inadequate, however, regional blockade of the palatine nerves can be
accomplished by blocking the pterygopalatine ganglion from which both nerves
arise. This can be accomplished noninvasively by taking a cotton-tipped
applicator soaked in local anesthetic and passing it along the upper border
of the middle turbinate to the posterior wall of the nasopharynx, where it
is left for 5–10 minutes.20
An oral approach to the pterygopalatine ganglion is described with
needle passage through the greater palatine foramen into the pterygopalatine

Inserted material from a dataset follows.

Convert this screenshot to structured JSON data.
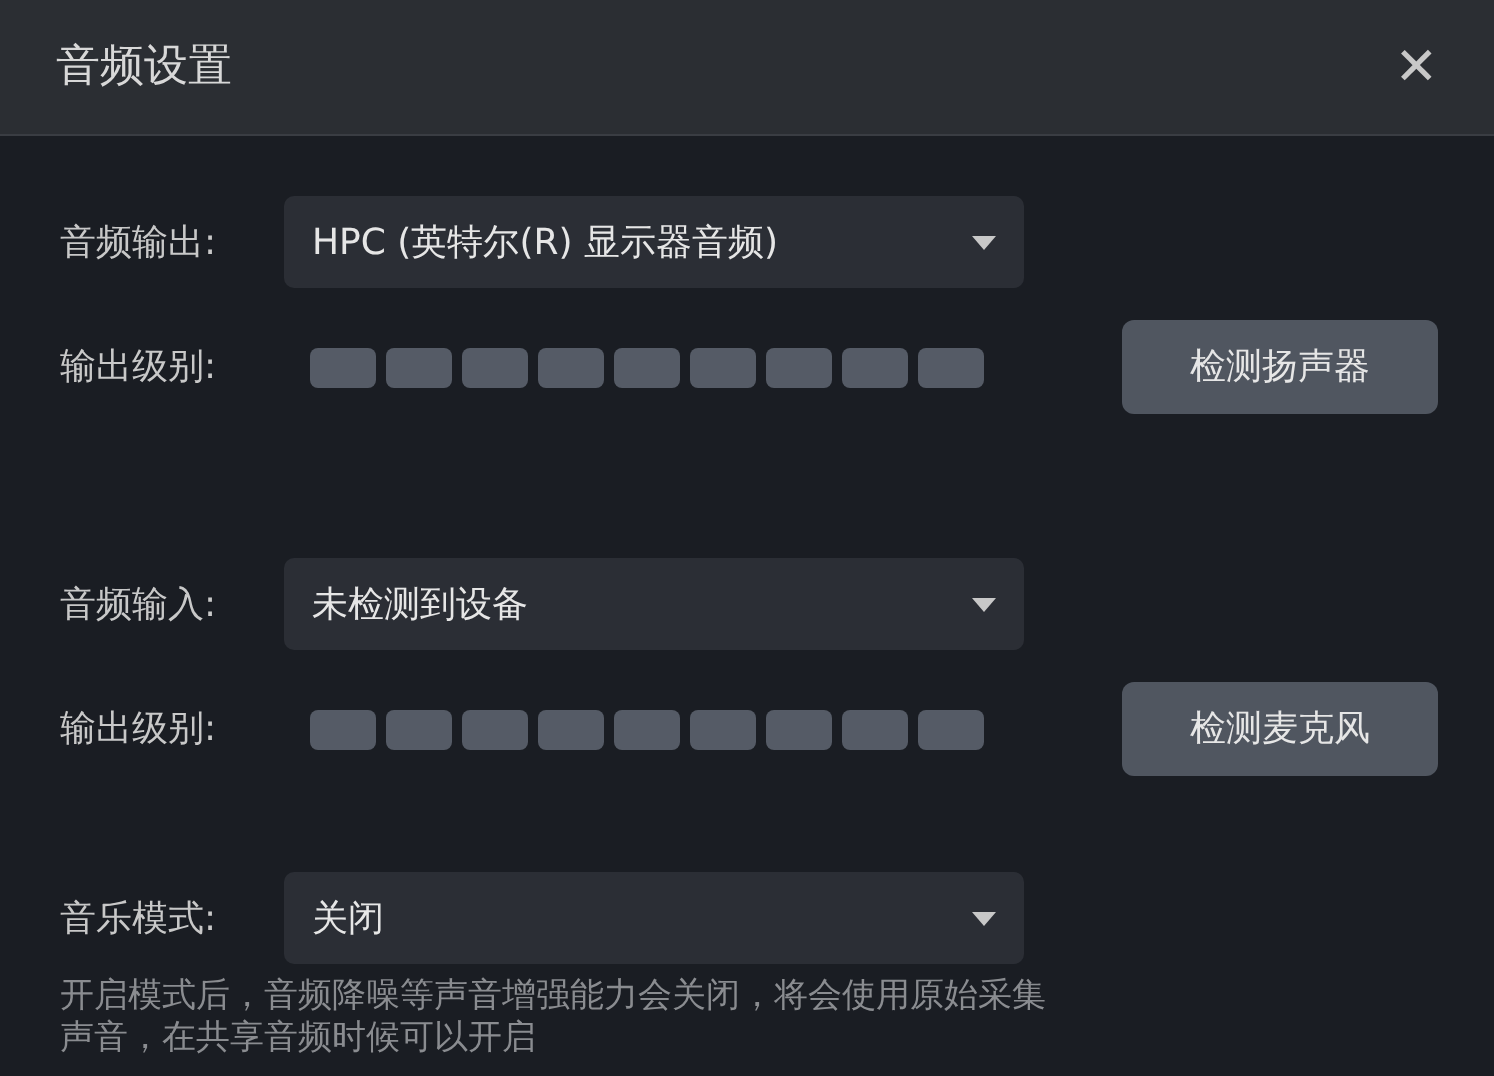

fossa. A percutaneous approach via the mandibular notch is usual performed
under fluoroscopic guidance for pain management. Because of technical
difficulty and the high risk for vascular injury, these techniques are
rarely needed or used for nasal-passage anesthesia during fiberoptic
intubation. They are mentioned here only for the sake of completeness and
- Nasal intubation requires blockade of the nasal passages.
- Blockade of the greater and lesser palatine nerves blocks sensation to the
nasal turbinates and posterior two thirds of the nasal septum.
- Topicalization of these structures is typically effective for intubation.
- Alternatively, the pterygopalatine ganglion can be blocked by passing a
local anesthetic-soaked cotton applicator along the upper border of the
middle turbinate to the posterior wall of the nasopharynx, where it is left
for 5–10 minutes.
- Transoral and percutaneous approaches to the pterygopalatine ganglion can be
accomplished, but technical difficulty and an increased potential for
complications preclude their routine use.
Blockade of the Anterior Ethmoid Nerve
The remaining portions of the nasal passages to be blocked are
innervated by the anterior ethmoid nerve and is usually adequately blocked
by inhalational or spray topicalization. This nerve can be selectively
blocked by direct mucosal contact application with an anesthetic-soaked
cotton applicator passed along the dorsal surface of the nose until the
anterior cribiform plate is reached. The applicator is left in this position
for 5–10 minutes.
- The anterior ethmoid nerve innervates the remainder of the nasal
- Anesthetic-soaked cotton applicator is passed along the dorsal surface of
the nose until the anterior cribiform plate is reached to achieve selective
blockade after 5–10 minutes.